● **Data shown**:
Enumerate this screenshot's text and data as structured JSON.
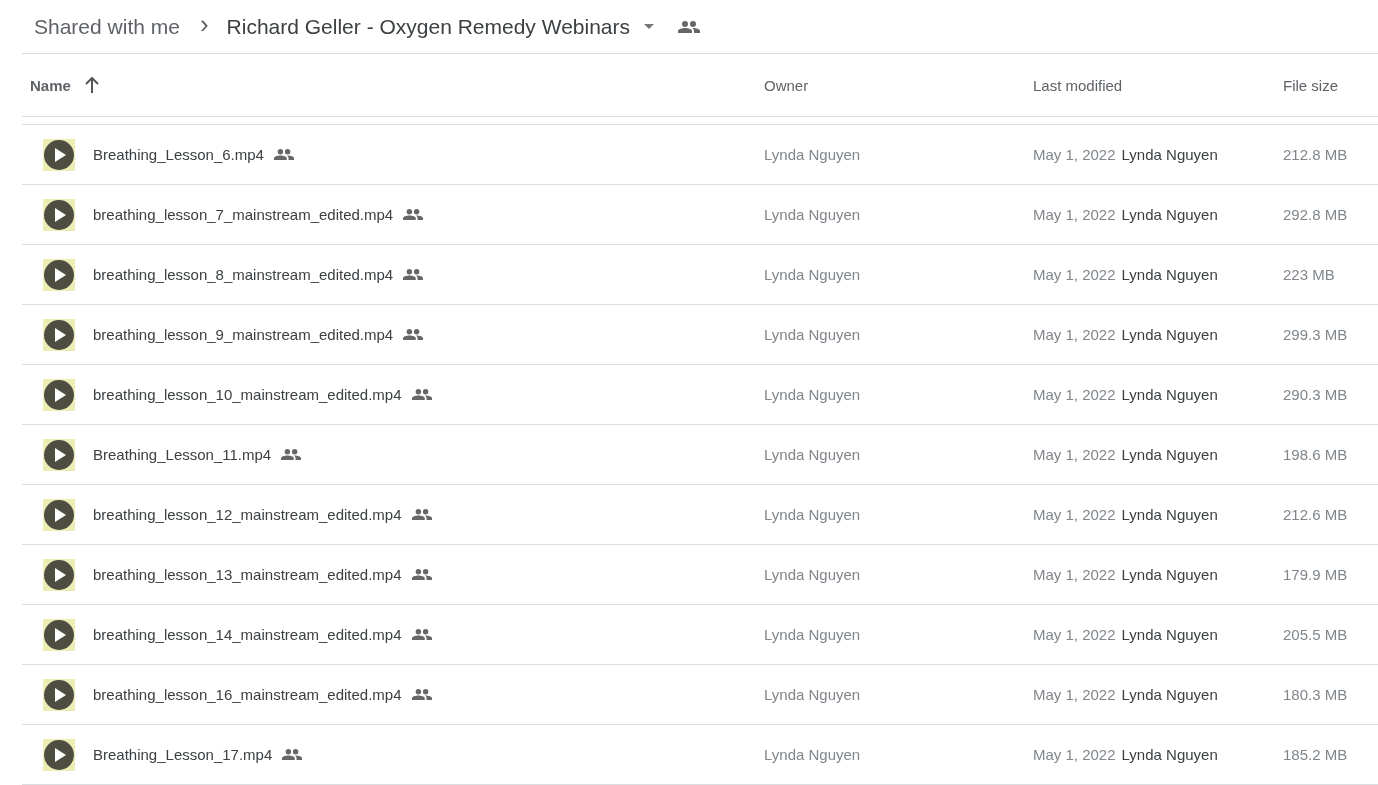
{
  "breadcrumb": {
    "parent": "Shared with me",
    "separator": "›",
    "current": "Richard Geller - Oxygen Remedy Webinars",
    "shared": true
  },
  "table": {
    "columns": [
      {
        "label": "Name",
        "sorted_ascending": true
      },
      {
        "label": "Owner"
      },
      {
        "label": "Last modified"
      },
      {
        "label": "File size"
      }
    ],
    "rows": [
      {
        "name": "Breathing_Lesson_6.mp4",
        "shared": true,
        "owner": "Lynda Nguyen",
        "modified": "May 1, 2022",
        "modified_by": "Lynda Nguyen",
        "size": "212.8 MB"
      },
      {
        "name": "breathing_lesson_7_mainstream_edited.mp4",
        "shared": true,
        "owner": "Lynda Nguyen",
        "modified": "May 1, 2022",
        "modified_by": "Lynda Nguyen",
        "size": "292.8 MB"
      },
      {
        "name": "breathing_lesson_8_mainstream_edited.mp4",
        "shared": true,
        "owner": "Lynda Nguyen",
        "modified": "May 1, 2022",
        "modified_by": "Lynda Nguyen",
        "size": "223 MB"
      },
      {
        "name": "breathing_lesson_9_mainstream_edited.mp4",
        "shared": true,
        "owner": "Lynda Nguyen",
        "modified": "May 1, 2022",
        "modified_by": "Lynda Nguyen",
        "size": "299.3 MB"
      },
      {
        "name": "breathing_lesson_10_mainstream_edited.mp4",
        "shared": true,
        "owner": "Lynda Nguyen",
        "modified": "May 1, 2022",
        "modified_by": "Lynda Nguyen",
        "size": "290.3 MB"
      },
      {
        "name": "Breathing_Lesson_11.mp4",
        "shared": true,
        "owner": "Lynda Nguyen",
        "modified": "May 1, 2022",
        "modified_by": "Lynda Nguyen",
        "size": "198.6 MB"
      },
      {
        "name": "breathing_lesson_12_mainstream_edited.mp4",
        "shared": true,
        "owner": "Lynda Nguyen",
        "modified": "May 1, 2022",
        "modified_by": "Lynda Nguyen",
        "size": "212.6 MB"
      },
      {
        "name": "breathing_lesson_13_mainstream_edited.mp4",
        "shared": true,
        "owner": "Lynda Nguyen",
        "modified": "May 1, 2022",
        "modified_by": "Lynda Nguyen",
        "size": "179.9 MB"
      },
      {
        "name": "breathing_lesson_14_mainstream_edited.mp4",
        "shared": true,
        "owner": "Lynda Nguyen",
        "modified": "May 1, 2022",
        "modified_by": "Lynda Nguyen",
        "size": "205.5 MB"
      },
      {
        "name": "breathing_lesson_16_mainstream_edited.mp4",
        "shared": true,
        "owner": "Lynda Nguyen",
        "modified": "May 1, 2022",
        "modified_by": "Lynda Nguyen",
        "size": "180.3 MB"
      },
      {
        "name": "Breathing_Lesson_17.mp4",
        "shared": true,
        "owner": "Lynda Nguyen",
        "modified": "May 1, 2022",
        "modified_by": "Lynda Nguyen",
        "size": "185.2 MB"
      }
    ]
  }
}
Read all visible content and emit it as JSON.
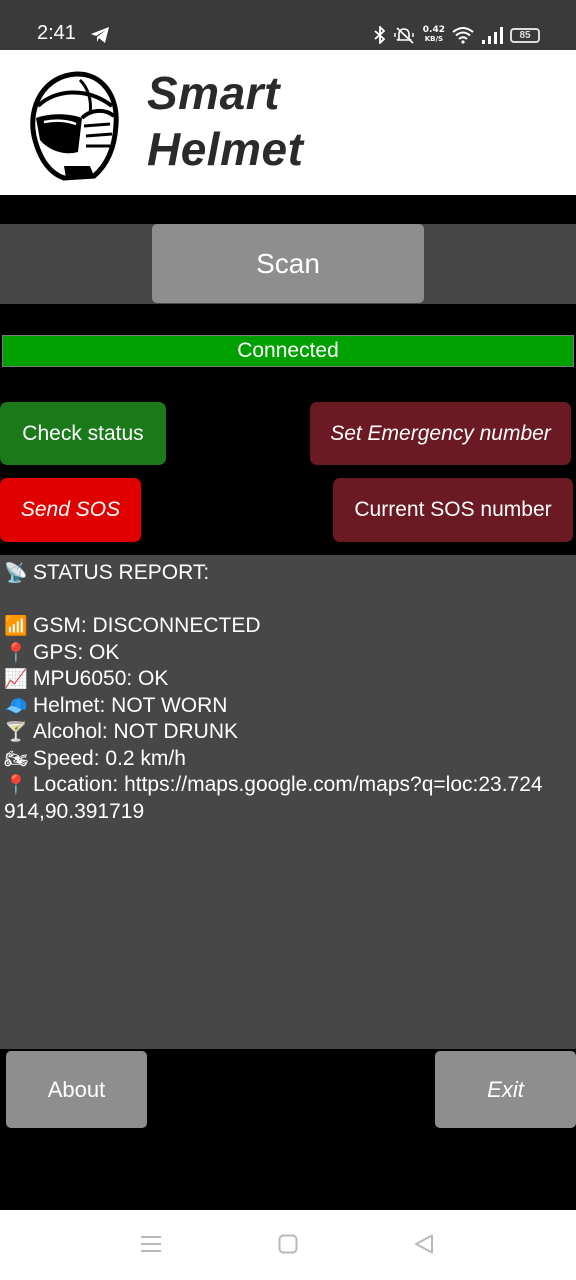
{
  "status_bar": {
    "time": "2:41",
    "net_speed_value": "0.42",
    "net_speed_unit": "KB/S",
    "battery": "85",
    "icons": [
      "telegram-icon",
      "bluetooth-icon",
      "mute-icon",
      "wifi-icon",
      "signal-icon",
      "battery-icon"
    ]
  },
  "header": {
    "logo_icon": "helmet-icon",
    "title": "Smart\nHelmet"
  },
  "scan_label": "Scan",
  "connection_status": "Connected",
  "buttons": {
    "check_status": "Check status",
    "set_emergency": "Set Emergency number",
    "send_sos": "Send SOS",
    "current_sos": "Current SOS number",
    "about": "About",
    "exit": "Exit"
  },
  "report": {
    "title_emoji": "📡",
    "title": "STATUS REPORT:",
    "lines": [
      {
        "emoji": "📶",
        "text": "GSM: DISCONNECTED"
      },
      {
        "emoji": "📍",
        "text": "GPS: OK"
      },
      {
        "emoji": "📈",
        "text": "MPU6050: OK"
      },
      {
        "emoji": "🧢",
        "text": "Helmet: NOT WORN"
      },
      {
        "emoji": "🍸",
        "text": "Alcohol: NOT DRUNK"
      },
      {
        "emoji": "🏍",
        "text": "Speed: 0.2 km/h"
      },
      {
        "emoji": "📍",
        "text": "Location: https://maps.google.com/maps?q=loc:23.724914,90.391719"
      }
    ]
  },
  "colors": {
    "connected": "#00a000",
    "check_status": "#1a7a1a",
    "emergency": "#6b1a24",
    "sos": "#e10000",
    "panel": "#474747",
    "button_gray": "#8e8e8e"
  },
  "nav_bar": {
    "icons": [
      "menu-icon",
      "home-icon",
      "back-icon"
    ]
  }
}
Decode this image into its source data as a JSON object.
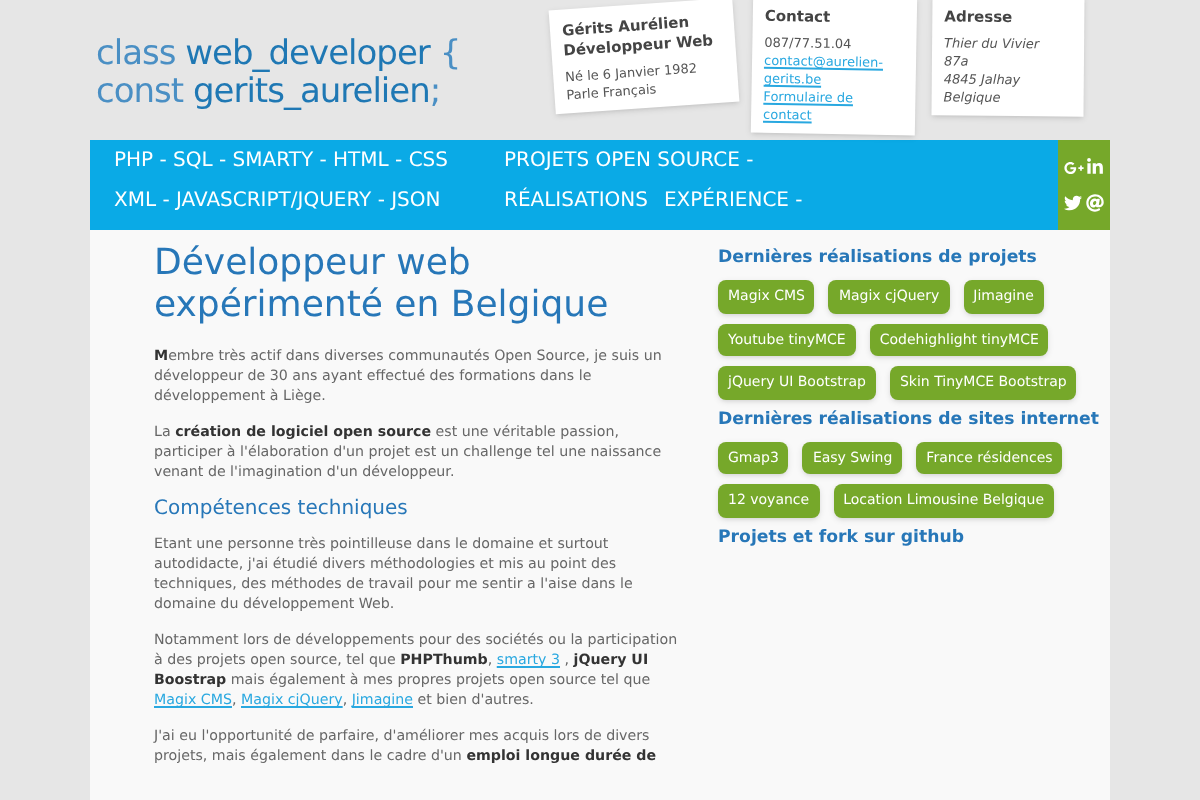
{
  "header": {
    "code_lines": [
      {
        "keyword": "class",
        "name": "web_developer",
        "suffix": "{"
      },
      {
        "keyword": "const",
        "name": "gerits_aurelien",
        "suffix": ";"
      }
    ],
    "cards": [
      {
        "title": [
          "Gérits Aurélien",
          "Développeur Web"
        ],
        "lines": [
          {
            "kind": "text",
            "text": "Né le 6 Janvier 1982"
          },
          {
            "kind": "text",
            "text": "Parle Français"
          }
        ]
      },
      {
        "title": [
          "Contact"
        ],
        "lines": [
          {
            "kind": "text",
            "text": "087/77.51.04"
          },
          {
            "kind": "link",
            "text": "contact@aurelien-gerits.be"
          },
          {
            "kind": "link",
            "text": "Formulaire de contact"
          }
        ]
      },
      {
        "title": [
          "Adresse"
        ],
        "lines": [
          {
            "kind": "italic",
            "text": "Thier du Vivier"
          },
          {
            "kind": "italic",
            "text": "87a"
          },
          {
            "kind": "italic",
            "text": "4845 Jalhay"
          },
          {
            "kind": "italic",
            "text": "Belgique"
          }
        ]
      }
    ]
  },
  "nav": {
    "skills": [
      "PHP - SQL - SMARTY - HTML - CSS",
      "XML - JAVASCRIPT/JQUERY - JSON"
    ],
    "menu": [
      [
        "PROJETS OPEN SOURCE -"
      ],
      [
        "RÉALISATIONS",
        "EXPÉRIENCE -"
      ]
    ]
  },
  "main": {
    "title": "Développeur web expérimenté en Belgique",
    "blocks": [
      {
        "kind": "paragraph",
        "segments": [
          {
            "kind": "bold",
            "text": "M"
          },
          {
            "kind": "text",
            "text": "embre très actif dans diverses communautés Open Source, je suis un développeur de 30 ans ayant effectué des formations dans le développement à Liège."
          }
        ]
      },
      {
        "kind": "paragraph",
        "segments": [
          {
            "kind": "text",
            "text": "La "
          },
          {
            "kind": "bold",
            "text": "création de logiciel open source"
          },
          {
            "kind": "text",
            "text": " est une véritable passion, participer à l'élaboration d'un projet est un challenge tel une naissance venant de l'imagination d'un développeur."
          }
        ]
      },
      {
        "kind": "heading",
        "text": "Compétences techniques"
      },
      {
        "kind": "paragraph",
        "segments": [
          {
            "kind": "text",
            "text": "Etant une personne très pointilleuse dans le domaine et surtout autodidacte, j'ai étudié divers méthodologies et mis au point des techniques, des méthodes de travail pour me sentir a l'aise dans le domaine du développement Web."
          }
        ]
      },
      {
        "kind": "paragraph",
        "segments": [
          {
            "kind": "text",
            "text": "Notamment lors de développements pour des sociétés ou la participation à des projets open source, tel que "
          },
          {
            "kind": "bold",
            "text": "PHPThumb"
          },
          {
            "kind": "text",
            "text": ", "
          },
          {
            "kind": "link",
            "text": "smarty 3"
          },
          {
            "kind": "text",
            "text": " , "
          },
          {
            "kind": "bold",
            "text": "jQuery UI Boostrap"
          },
          {
            "kind": "text",
            "text": " mais également à mes propres projets open source tel que "
          },
          {
            "kind": "link",
            "text": "Magix CMS"
          },
          {
            "kind": "text",
            "text": ", "
          },
          {
            "kind": "link",
            "text": "Magix cjQuery"
          },
          {
            "kind": "text",
            "text": ", "
          },
          {
            "kind": "link",
            "text": "Jimagine"
          },
          {
            "kind": "text",
            "text": " et bien d'autres."
          }
        ]
      },
      {
        "kind": "paragraph",
        "segments": [
          {
            "kind": "text",
            "text": "J'ai eu l'opportunité de parfaire, d'améliorer mes acquis lors de divers projets, mais également dans le cadre d'un "
          },
          {
            "kind": "bold",
            "text": "emploi longue durée de"
          }
        ]
      }
    ]
  },
  "sidebar": [
    {
      "title": "Dernières réalisations de projets",
      "tags": [
        "Magix CMS",
        "Magix cjQuery",
        "Jimagine",
        "Youtube tinyMCE",
        "Codehighlight tinyMCE",
        "jQuery UI Bootstrap",
        "Skin TinyMCE Bootstrap"
      ]
    },
    {
      "title": "Dernières réalisations de sites internet",
      "tags": [
        "Gmap3",
        "Easy Swing",
        "France résidences",
        "12 voyance",
        "Location Limousine Belgique"
      ]
    },
    {
      "title": "Projets et fork sur github"
    }
  ]
}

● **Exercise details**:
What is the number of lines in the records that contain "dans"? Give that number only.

● **Response to the task**:
3